Blog Series: Teaching Grace, the Sacraments, and the Church
How to Teach the Sacrament of Eucharist Part 2: Sacred Tradition (this post)
How to Teach the Sacrament of Marriage
How to Teach the Sacrament of Holy Orders
How to Teach the Sacrament of Anointing of the Sick
How to Teach About the Catholic Church
How to Teach About Sacramentals
late 14c., "change of one substance to another," from Medieval Latin trans(s)ubstantiationem (nominative trans(s)ubstantio), noun of action from past participle stem of trans(s)ubstantiare "to change from one substance into another," from Latin trans "across, beyond" (see trans-) + substantiare "to substantiate," from substania "substance" (see substance). Ecclesiastical sense in reference to the Eucharist first recorded 1530s.
Quotes from St. Ephraim the Syrian
St. Ephraim the Syrian, a Doctor of the Church, was a priest who lived in the fourth century AD. He was first a pagan priest from Nisibus in Mesopotamia, and was then baptized at age 18 and became a Catholic priest. More of his biography can be found here
There is a lot of Eucharistic imagery throughout the Bible, beginning in Genesis. St Ephraim wrote a number of hymns and gave homilies drawing comparisons between the two. I've listed brief quotations from some of them below, with links to each of the sources if you'd like to read more.
“So the fruit of the tree of life is given as food to the faithful and to virgins, and to those that do the will of God has the door been opened and the way made plain.”
This is the link to the full text, but the site isn't set up to link directly to the page where the quotation is from so you would need to download it to read the full text.
Homily on Our Lord
4. This is the Son of the carpenter, Who skilfully made His cross a bridge over Sheol that swallows up all, and brought over mankind into the dwelling of life. And because it was through the tree that mankind had fallen into Sheol, so upon the tree they passed over into the dwelling of life. Through the tree then wherein bitterness was tasted, through it also sweetness was tasted; that we might learn of Him that among the creatures nothing resists Him. Glory be to You, Who laid Your cross as a bridge over death, that souls might pass over upon it from the dwelling of the dead to the dwelling of life!
Source. Translated by A. Edward Johnston. From Nicene and Post-Nicene Fathers, Second Series, Vol. 13. Edited by Philip Schaff and Henry Wace. (Buffalo, NY: Christian Literature Publishing Co., 1898.) Revised and edited for New Advent by Kevin Knight. <http://www.newadvent.org/fathers/3706.htm>.
St. Ephrem is most famous for writing hymns on Genesis. I've listed part of one below where he compared the fruit of the Tree of Life to Jesus hanging on the Cross. It expresses a deeper understanding of the Eucharist within the scriptures (also spelled: Ephraim, depending upon the translator; I used both based on the different sources I used).
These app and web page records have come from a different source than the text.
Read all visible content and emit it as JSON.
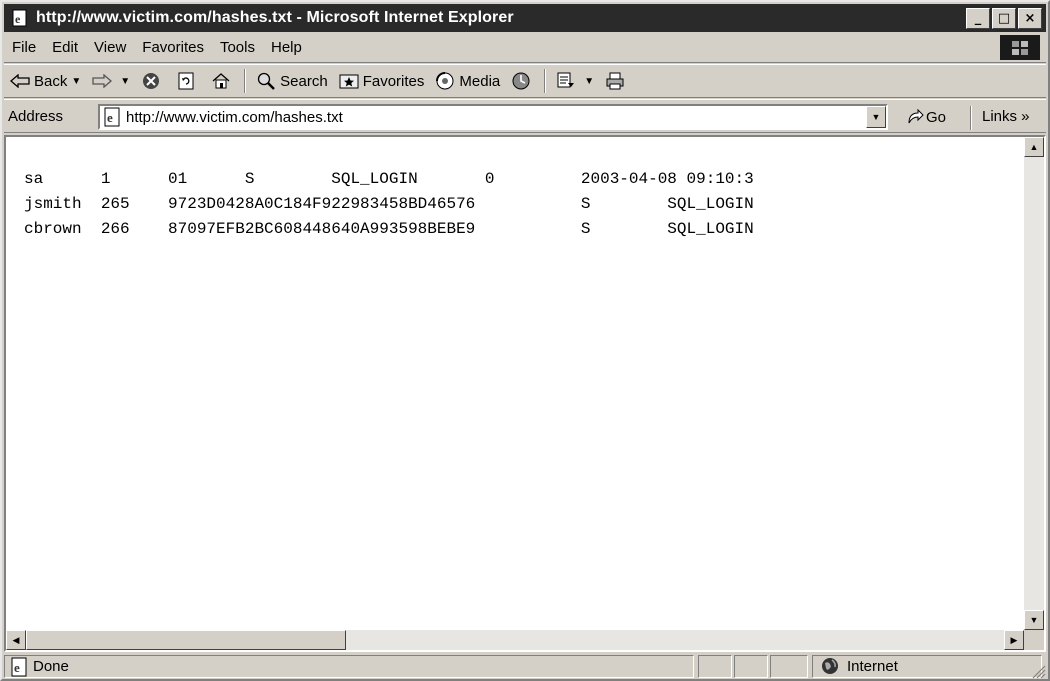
{
  "window": {
    "title": "http://www.victim.com/hashes.txt - Microsoft Internet Explorer",
    "controls": [
      "_",
      "□",
      "×"
    ]
  },
  "menu": [
    "File",
    "Edit",
    "View",
    "Favorites",
    "Tools",
    "Help"
  ],
  "toolbar": {
    "back": "Back",
    "search": "Search",
    "favorites": "Favorites",
    "media": "Media"
  },
  "address": {
    "label": "Address",
    "url": "http://www.victim.com/hashes.txt",
    "go": "Go",
    "links": "Links »"
  },
  "document": {
    "lines": [
      "sa      1      01      S        SQL_LOGIN       0         2003-04-08 09:10:3",
      "jsmith  265    9723D0428A0C184F922983458BD46576           S        SQL_LOGIN",
      "cbrown  266    87097EFB2BC608448640A993598BEBE9           S        SQL_LOGIN"
    ]
  },
  "status": {
    "text": "Done",
    "zone": "Internet"
  },
  "icons": {
    "app": "ie-page-icon",
    "throbber": "windows-flag-icon",
    "back": "back-arrow-icon",
    "forward": "forward-arrow-icon",
    "stop": "stop-icon",
    "refresh": "refresh-icon",
    "home": "home-icon",
    "search": "search-icon",
    "favorites": "favorites-icon",
    "media": "media-icon",
    "history": "history-icon",
    "mail": "mail-icon",
    "print": "print-icon",
    "go": "go-arrow-icon",
    "internet": "globe-icon"
  }
}
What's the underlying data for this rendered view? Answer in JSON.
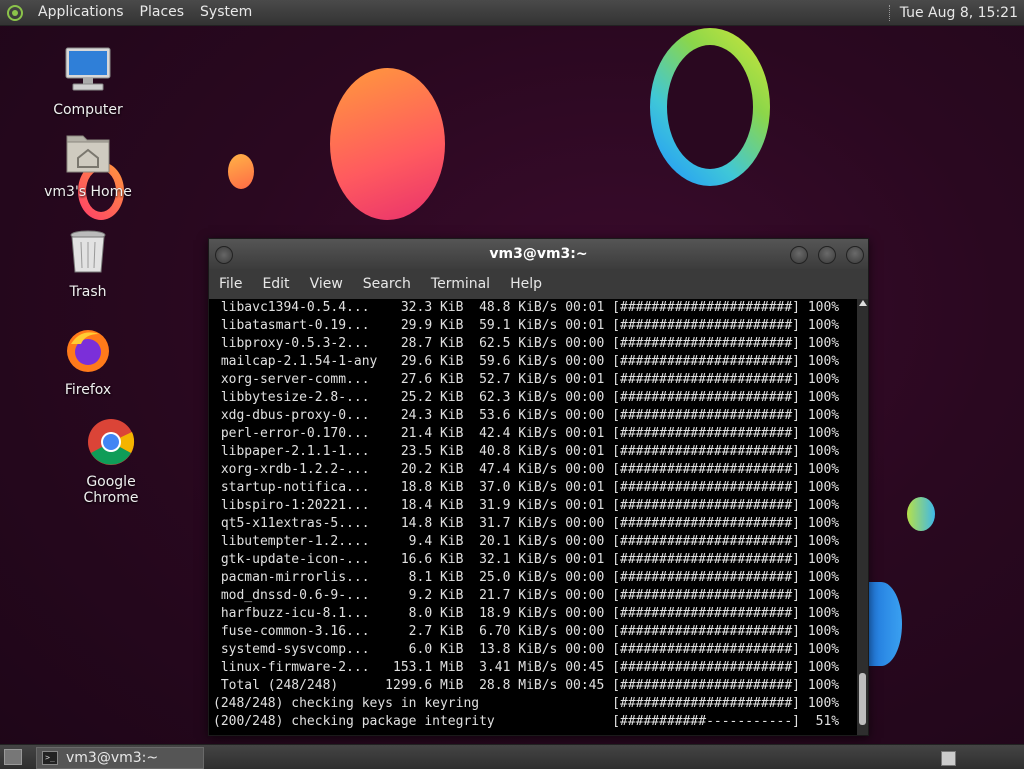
{
  "top_panel": {
    "menus": [
      "Applications",
      "Places",
      "System"
    ],
    "clock": "Tue Aug  8, 15:21"
  },
  "desktop_icons": [
    {
      "label": "Computer",
      "icon": "computer-icon"
    },
    {
      "label": "vm3's Home",
      "icon": "home-folder-icon"
    },
    {
      "label": "Trash",
      "icon": "trash-icon"
    },
    {
      "label": "Firefox",
      "icon": "firefox-icon"
    },
    {
      "label": "Google Chrome",
      "icon": "chrome-icon"
    }
  ],
  "terminal": {
    "title": "vm3@vm3:~",
    "menu": [
      "File",
      "Edit",
      "View",
      "Search",
      "Terminal",
      "Help"
    ],
    "lines": [
      " libavc1394-0.5.4...    32.3 KiB  48.8 KiB/s 00:01 [######################] 100%",
      " libatasmart-0.19...    29.9 KiB  59.1 KiB/s 00:01 [######################] 100%",
      " libproxy-0.5.3-2...    28.7 KiB  62.5 KiB/s 00:00 [######################] 100%",
      " mailcap-2.1.54-1-any   29.6 KiB  59.6 KiB/s 00:00 [######################] 100%",
      " xorg-server-comm...    27.6 KiB  52.7 KiB/s 00:01 [######################] 100%",
      " libbytesize-2.8-...    25.2 KiB  62.3 KiB/s 00:00 [######################] 100%",
      " xdg-dbus-proxy-0...    24.3 KiB  53.6 KiB/s 00:00 [######################] 100%",
      " perl-error-0.170...    21.4 KiB  42.4 KiB/s 00:01 [######################] 100%",
      " libpaper-2.1.1-1...    23.5 KiB  40.8 KiB/s 00:01 [######################] 100%",
      " xorg-xrdb-1.2.2-...    20.2 KiB  47.4 KiB/s 00:00 [######################] 100%",
      " startup-notifica...    18.8 KiB  37.0 KiB/s 00:01 [######################] 100%",
      " libspiro-1:20221...    18.4 KiB  31.9 KiB/s 00:01 [######################] 100%",
      " qt5-x11extras-5....    14.8 KiB  31.7 KiB/s 00:00 [######################] 100%",
      " libutempter-1.2....     9.4 KiB  20.1 KiB/s 00:00 [######################] 100%",
      " gtk-update-icon-...    16.6 KiB  32.1 KiB/s 00:01 [######################] 100%",
      " pacman-mirrorlis...     8.1 KiB  25.0 KiB/s 00:00 [######################] 100%",
      " mod_dnssd-0.6-9-...     9.2 KiB  21.7 KiB/s 00:00 [######################] 100%",
      " harfbuzz-icu-8.1...     8.0 KiB  18.9 KiB/s 00:00 [######################] 100%",
      " fuse-common-3.16...     2.7 KiB  6.70 KiB/s 00:00 [######################] 100%",
      " systemd-sysvcomp...     6.0 KiB  13.8 KiB/s 00:00 [######################] 100%",
      " linux-firmware-2...   153.1 MiB  3.41 MiB/s 00:45 [######################] 100%",
      " Total (248/248)      1299.6 MiB  28.8 MiB/s 00:45 [######################] 100%",
      "(248/248) checking keys in keyring                 [######################] 100%",
      "(200/248) checking package integrity               [###########-----------]  51%"
    ]
  },
  "bottom_panel": {
    "task_label": "vm3@vm3:~"
  },
  "colors": {
    "wallpaper": "#2a0820",
    "terminal_bg": "#000000",
    "terminal_fg": "#e0e0e0"
  }
}
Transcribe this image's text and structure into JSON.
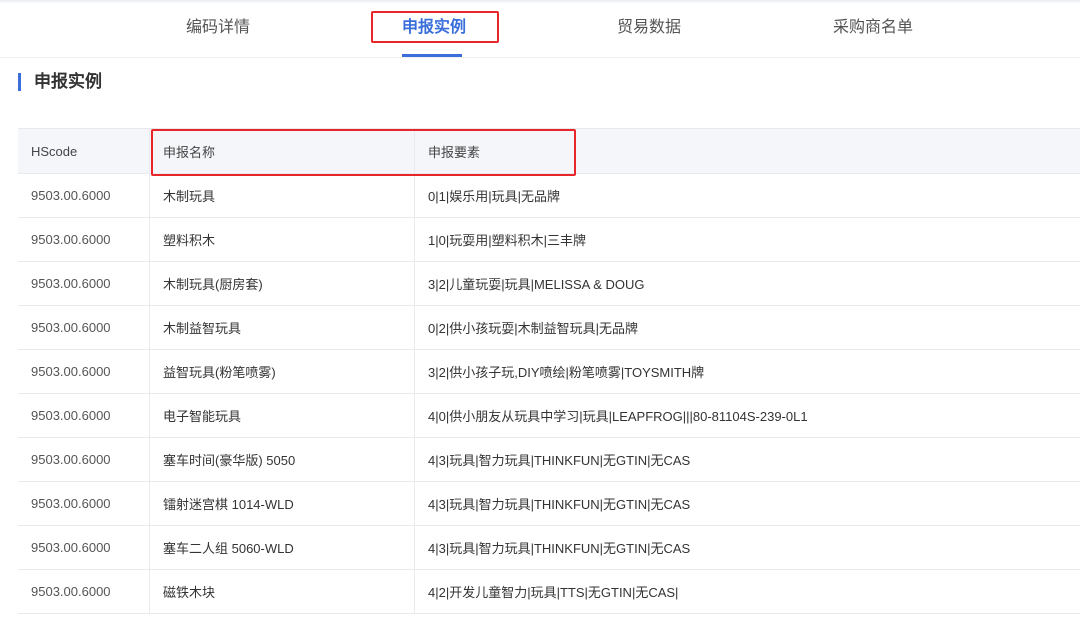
{
  "tabs": [
    {
      "label": "编码详情",
      "active": false
    },
    {
      "label": "申报实例",
      "active": true
    },
    {
      "label": "贸易数据",
      "active": false
    },
    {
      "label": "采购商名单",
      "active": false
    }
  ],
  "section": {
    "title": "申报实例"
  },
  "table": {
    "headers": [
      "HScode",
      "申报名称",
      "申报要素"
    ],
    "rows": [
      [
        "9503.00.6000",
        "木制玩具",
        "0|1|娱乐用|玩具|无品牌"
      ],
      [
        "9503.00.6000",
        "塑料积木",
        "1|0|玩耍用|塑料积木|三丰牌"
      ],
      [
        "9503.00.6000",
        "木制玩具(厨房套)",
        "3|2|儿童玩耍|玩具|MELISSA & DOUG"
      ],
      [
        "9503.00.6000",
        "木制益智玩具",
        "0|2|供小孩玩耍|木制益智玩具|无品牌"
      ],
      [
        "9503.00.6000",
        "益智玩具(粉笔喷雾)",
        "3|2|供小孩子玩,DIY喷绘|粉笔喷雾|TOYSMITH牌"
      ],
      [
        "9503.00.6000",
        "电子智能玩具",
        "4|0|供小朋友从玩具中学习|玩具|LEAPFROG|||80-81104S-239-0L1"
      ],
      [
        "9503.00.6000",
        "塞车时间(豪华版) 5050",
        "4|3|玩具|智力玩具|THINKFUN|无GTIN|无CAS"
      ],
      [
        "9503.00.6000",
        "镭射迷宫棋 1014-WLD",
        "4|3|玩具|智力玩具|THINKFUN|无GTIN|无CAS"
      ],
      [
        "9503.00.6000",
        "塞车二人组 5060-WLD",
        "4|3|玩具|智力玩具|THINKFUN|无GTIN|无CAS"
      ],
      [
        "9503.00.6000",
        "磁铁木块",
        "4|2|开发儿童智力|玩具|TTS|无GTIN|无CAS|"
      ]
    ]
  },
  "colors": {
    "accent": "#3a6fdb",
    "highlight": "#e8262a",
    "header_bg": "#f4f6fa"
  }
}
Hymn 15.5 Hymns on Paradise
So likewise that Wood,
which is the Tree of Knowledge,
can, with its fruit, roll back
the cloud of ignorance,
so that eyes can recognize
of that Tabernacle
but because Adam and Eve
ate it in sin,
the vision that should have caused joy of heart
resulted in grief of heart.
This is found in 2 places:
The Nisibene Hymns: Hymn 14.8
To the first Tree that which killed,
to it grace brought forth a son.
O Cross offspring of the Tree,
that didst fight against thy sire!
The Tree was the fount of death;
the Cross was the fount of life.
Translated by J.T. Sarsfield Stopford. From Nicene and Post-Nicene Fathers, Second Series, Vol. 13.Edited by Philip Schaff and Henry Wace. (Buffalo, NY: Christian Literature Publishing Co.,1890.) Revised and edited for New Advent by Kevin Knight.<http://www.newadvent.org/fathers/3702c.htm>.
The Pearl: Hymn 14.1
The thief gained the faith which gained him,
and brought him up and placed him in paradise.
He saw in the Cross a tree of life;
that was the fruit,
he was the eater in Adam’s stead.
St. Ephraim's reference in the first line is to Luke 22:42